Bleeding is generally a bad thing with a few exceptions where doctors remove blood to treat several diseases such as polycythaemia, haemochromatosis, in the emergency treatment of pulmonary oedema and to relieve venous congestion in plastic surgery grafts.
Bleeding is usually apparent and blood hard to miss. However, in the ill patient who is tachycardic and hypotensive then blood loss must be actively looked for. This includes a full examination and checking of orifices - mouth, ears, rectal examination and looking for blood-stained undergarments.
More difficult is the patient who bleeds internally. It is quite easy to lose a litre or 2 of blood into the pelvis following trauma or retroperitoneally in haemorrhagic pancreatitis or a ruptured aneurysm. Have a low threshold for scanning and urgent senior advice.

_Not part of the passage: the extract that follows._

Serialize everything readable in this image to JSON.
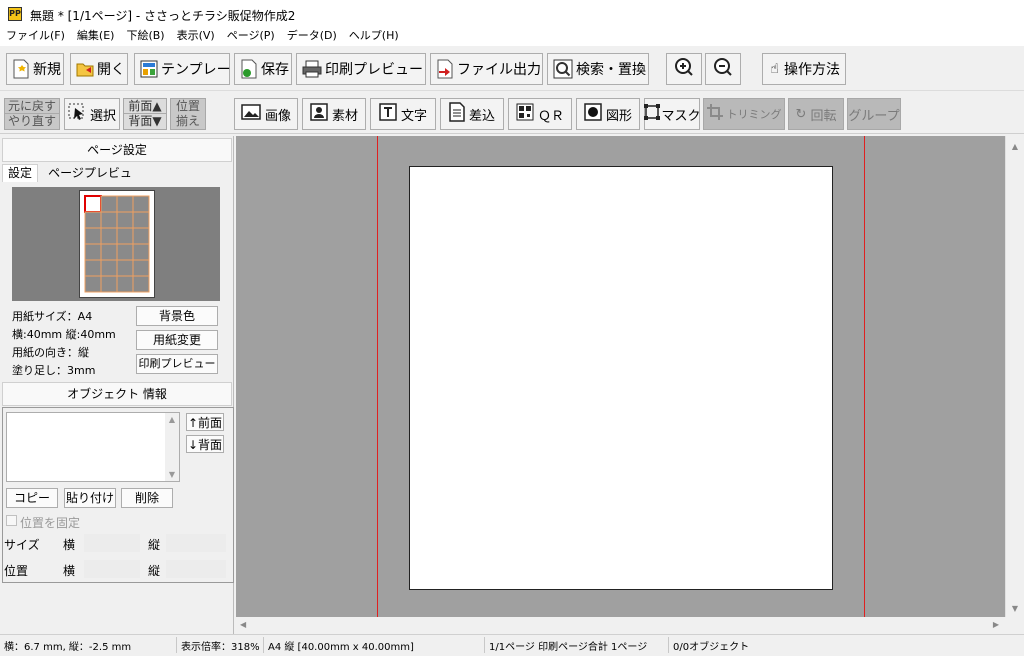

Chronic loss of small amounts of blood, commonly in the gut, may not be apparent until anaemia of an iron-deficient type appears. This generally requires investigation to an appropriate extent. Faecal occult blood screening as an early detection for colon cancer is one of the screening programmes likely to be introduced in prosperous countries.
In certain forms of haemorrhage, the volume of blood loss is less of an issue compared to the site and pressure effect of the bleeding. Examples include:
- Central nervous system:
- Bleeding into the pericardium, e.g. from aortic dissection, causing cardiac tamponade.
- Post-thyroidectomy haematoma
- Aortic dissection
- Ventricular aneurysms
- Penetrating trauma
- Upper gastrointestinal bleeding
- Lower gastrointestinal bleeding
- Arterio-venous malformations.
- Hereditary haemorrhagic telangectasia
The patient usually presents with bleeding and shock. The basic treatment is
- ABC of resuscitation
- Stop the bleeding - usually by direct pressure to the bleeding point if possible
- Replace lost volume and blood products - Blood transfusion
- Replace clotting factors if these are depleted.
Bleeding and anaesthesia
- Blood transfusion and the anaesthetist: management of massive haemorrhage from the Association of Anaesthetists of Great Britain and Ireland
Spahn, D. R. et al. Management of bleeding following major trauma: a European guideline. Critical Care, published online February 13, 2007.